UEFA chief Michel Platini and FIFA President Sepp Blatter had already signalled their opposition in recent weeks, reopening an old rift over the tougher global drive against doping in sports.
Blatter had been at loggerheads with WADA for years, mainly over the penalties for drug taking, and FIFA only came on board unified rules in May 2007 - the last Olympic-affiliated sports federation to do so.
This time, FIFA and UEFA stressed "the fundamental differences between an individual athlete, who trains on his own... and a team-sport athlete, who is present at the stadium six days out of seven, and thus easy to locate."
They said the individual 'whereabouts' rule should be replaced by "collective location rules, within the scope of the team."
But the anti-doping agency retorted on Wednesday that the code endorsed by its executive committee last May - including by representatives of team sports - had already accommodated football's demands.
It also allows teams to submit the location of their players collectively.
Anti-doping experts argue that some substances - especially new 'designer' drugs or tailored doping techniques - disappear quickly from the body while keeping their performance-enhancing effects.
"Anti-doping organizations must therefore be able to test athletes at all times in an intelligent fashion," Fahey insisted.
"WADA stakeholders have recognized this reality, and the feedback we have received from the overwhelming majority of other sports, but also from athletes and all those who support doping-free sport, strongly contradicts FIFA’s and UEFA’s stance."
However, Blatter speaking in Copenhagen rejected the idea that it was just football who were in disagreement with WADA over the distinction between team and individual sports.
"I don't want a fight, I just want them to understand," said Blatter.

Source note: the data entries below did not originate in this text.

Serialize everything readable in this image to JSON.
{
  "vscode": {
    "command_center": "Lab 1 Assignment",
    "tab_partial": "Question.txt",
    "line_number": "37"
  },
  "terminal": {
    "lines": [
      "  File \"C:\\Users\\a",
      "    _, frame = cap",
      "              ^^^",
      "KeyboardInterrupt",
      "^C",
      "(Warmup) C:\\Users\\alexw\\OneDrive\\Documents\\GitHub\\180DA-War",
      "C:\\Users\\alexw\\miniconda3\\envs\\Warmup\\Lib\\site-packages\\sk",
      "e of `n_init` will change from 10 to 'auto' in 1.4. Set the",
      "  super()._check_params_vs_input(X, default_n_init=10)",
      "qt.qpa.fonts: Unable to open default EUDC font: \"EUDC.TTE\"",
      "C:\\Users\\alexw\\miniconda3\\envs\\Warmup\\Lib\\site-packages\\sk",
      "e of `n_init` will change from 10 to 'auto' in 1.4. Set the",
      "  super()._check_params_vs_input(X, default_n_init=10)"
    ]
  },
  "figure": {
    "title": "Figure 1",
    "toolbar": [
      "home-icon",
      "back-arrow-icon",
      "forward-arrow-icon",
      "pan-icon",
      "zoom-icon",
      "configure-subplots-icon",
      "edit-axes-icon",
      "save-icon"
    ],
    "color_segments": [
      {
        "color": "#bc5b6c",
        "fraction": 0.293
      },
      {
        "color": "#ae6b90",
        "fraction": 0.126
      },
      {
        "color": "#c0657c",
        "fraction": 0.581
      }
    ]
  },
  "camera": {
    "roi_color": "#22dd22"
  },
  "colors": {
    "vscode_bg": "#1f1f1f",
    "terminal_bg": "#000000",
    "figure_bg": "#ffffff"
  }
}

"This is not just the line taken by football, but of all the team sports, basketball, handball, volleyball and rugby."